Scan the data below and state how many of its lines contain the word "Локальный", giving only the figure.

-------- Data listing --------

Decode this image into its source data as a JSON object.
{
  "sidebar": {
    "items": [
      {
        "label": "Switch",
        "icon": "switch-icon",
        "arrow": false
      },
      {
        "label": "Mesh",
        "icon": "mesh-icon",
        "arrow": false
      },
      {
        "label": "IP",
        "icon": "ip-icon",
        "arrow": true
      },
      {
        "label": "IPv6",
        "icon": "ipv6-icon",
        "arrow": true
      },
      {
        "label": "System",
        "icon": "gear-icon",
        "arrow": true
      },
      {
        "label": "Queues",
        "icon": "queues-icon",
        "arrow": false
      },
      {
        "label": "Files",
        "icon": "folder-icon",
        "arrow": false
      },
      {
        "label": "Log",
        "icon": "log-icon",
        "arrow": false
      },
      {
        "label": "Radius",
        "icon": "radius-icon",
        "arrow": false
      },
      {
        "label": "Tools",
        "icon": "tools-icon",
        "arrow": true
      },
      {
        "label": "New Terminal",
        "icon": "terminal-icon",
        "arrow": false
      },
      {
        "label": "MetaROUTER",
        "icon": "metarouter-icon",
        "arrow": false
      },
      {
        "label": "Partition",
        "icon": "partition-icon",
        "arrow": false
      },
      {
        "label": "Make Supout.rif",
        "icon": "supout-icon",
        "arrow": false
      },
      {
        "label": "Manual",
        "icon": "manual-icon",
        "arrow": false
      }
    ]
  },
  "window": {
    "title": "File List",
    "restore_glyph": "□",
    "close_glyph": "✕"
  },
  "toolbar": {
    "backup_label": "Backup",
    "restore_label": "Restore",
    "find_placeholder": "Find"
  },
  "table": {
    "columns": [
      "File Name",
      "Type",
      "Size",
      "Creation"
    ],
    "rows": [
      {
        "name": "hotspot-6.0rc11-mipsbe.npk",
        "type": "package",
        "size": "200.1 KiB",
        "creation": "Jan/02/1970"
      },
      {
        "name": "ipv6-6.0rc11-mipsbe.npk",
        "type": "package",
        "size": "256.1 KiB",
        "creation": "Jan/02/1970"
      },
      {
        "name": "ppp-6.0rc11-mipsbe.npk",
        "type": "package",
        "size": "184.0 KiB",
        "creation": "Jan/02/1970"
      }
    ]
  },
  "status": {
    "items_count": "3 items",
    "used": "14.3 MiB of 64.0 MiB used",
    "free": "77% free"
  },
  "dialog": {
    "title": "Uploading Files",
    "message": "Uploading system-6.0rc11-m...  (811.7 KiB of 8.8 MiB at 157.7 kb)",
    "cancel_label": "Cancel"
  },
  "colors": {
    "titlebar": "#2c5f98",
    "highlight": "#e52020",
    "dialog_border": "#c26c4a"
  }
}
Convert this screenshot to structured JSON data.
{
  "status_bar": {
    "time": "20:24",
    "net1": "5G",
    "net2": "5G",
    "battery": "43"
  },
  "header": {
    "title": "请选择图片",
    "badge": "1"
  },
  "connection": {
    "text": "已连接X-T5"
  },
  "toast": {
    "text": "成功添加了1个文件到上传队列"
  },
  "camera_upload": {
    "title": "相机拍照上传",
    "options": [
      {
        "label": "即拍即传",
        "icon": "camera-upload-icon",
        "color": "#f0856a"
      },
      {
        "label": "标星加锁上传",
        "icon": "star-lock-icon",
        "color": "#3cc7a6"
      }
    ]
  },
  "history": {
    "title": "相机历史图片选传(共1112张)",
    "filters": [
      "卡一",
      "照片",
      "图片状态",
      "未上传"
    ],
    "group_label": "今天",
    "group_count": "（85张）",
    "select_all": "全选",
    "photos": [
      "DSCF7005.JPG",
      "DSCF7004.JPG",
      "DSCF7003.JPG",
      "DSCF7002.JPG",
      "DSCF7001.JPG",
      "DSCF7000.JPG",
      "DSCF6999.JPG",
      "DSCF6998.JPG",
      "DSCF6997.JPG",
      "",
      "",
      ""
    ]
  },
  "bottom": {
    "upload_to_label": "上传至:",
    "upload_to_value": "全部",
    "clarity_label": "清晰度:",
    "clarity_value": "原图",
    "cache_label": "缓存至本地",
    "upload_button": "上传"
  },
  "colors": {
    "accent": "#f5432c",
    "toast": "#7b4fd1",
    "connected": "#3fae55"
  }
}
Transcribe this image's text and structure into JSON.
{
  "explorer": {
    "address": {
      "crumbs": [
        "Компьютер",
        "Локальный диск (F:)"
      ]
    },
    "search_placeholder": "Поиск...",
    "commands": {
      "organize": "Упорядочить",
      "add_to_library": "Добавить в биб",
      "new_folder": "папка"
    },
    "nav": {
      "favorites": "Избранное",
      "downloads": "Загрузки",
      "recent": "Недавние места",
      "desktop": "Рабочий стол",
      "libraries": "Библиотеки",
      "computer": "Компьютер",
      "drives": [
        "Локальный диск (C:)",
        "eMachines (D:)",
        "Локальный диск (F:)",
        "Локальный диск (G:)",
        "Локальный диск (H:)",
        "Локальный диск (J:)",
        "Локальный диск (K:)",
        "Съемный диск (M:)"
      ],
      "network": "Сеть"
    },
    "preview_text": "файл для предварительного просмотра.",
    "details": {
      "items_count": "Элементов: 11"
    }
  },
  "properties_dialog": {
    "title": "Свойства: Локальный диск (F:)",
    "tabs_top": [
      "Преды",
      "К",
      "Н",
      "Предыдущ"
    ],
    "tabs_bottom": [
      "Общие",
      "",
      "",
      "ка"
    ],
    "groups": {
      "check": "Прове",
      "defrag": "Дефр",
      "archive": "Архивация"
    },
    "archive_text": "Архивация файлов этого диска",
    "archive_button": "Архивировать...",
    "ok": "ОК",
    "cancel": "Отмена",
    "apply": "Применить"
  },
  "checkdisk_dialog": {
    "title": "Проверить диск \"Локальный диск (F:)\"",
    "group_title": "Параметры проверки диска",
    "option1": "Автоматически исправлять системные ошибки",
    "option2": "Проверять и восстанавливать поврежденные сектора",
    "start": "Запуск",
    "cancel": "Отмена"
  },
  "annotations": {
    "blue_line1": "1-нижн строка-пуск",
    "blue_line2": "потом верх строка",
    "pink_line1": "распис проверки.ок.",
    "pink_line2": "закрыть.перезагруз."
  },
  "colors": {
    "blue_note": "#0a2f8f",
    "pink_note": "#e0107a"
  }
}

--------

**Exercise result**
9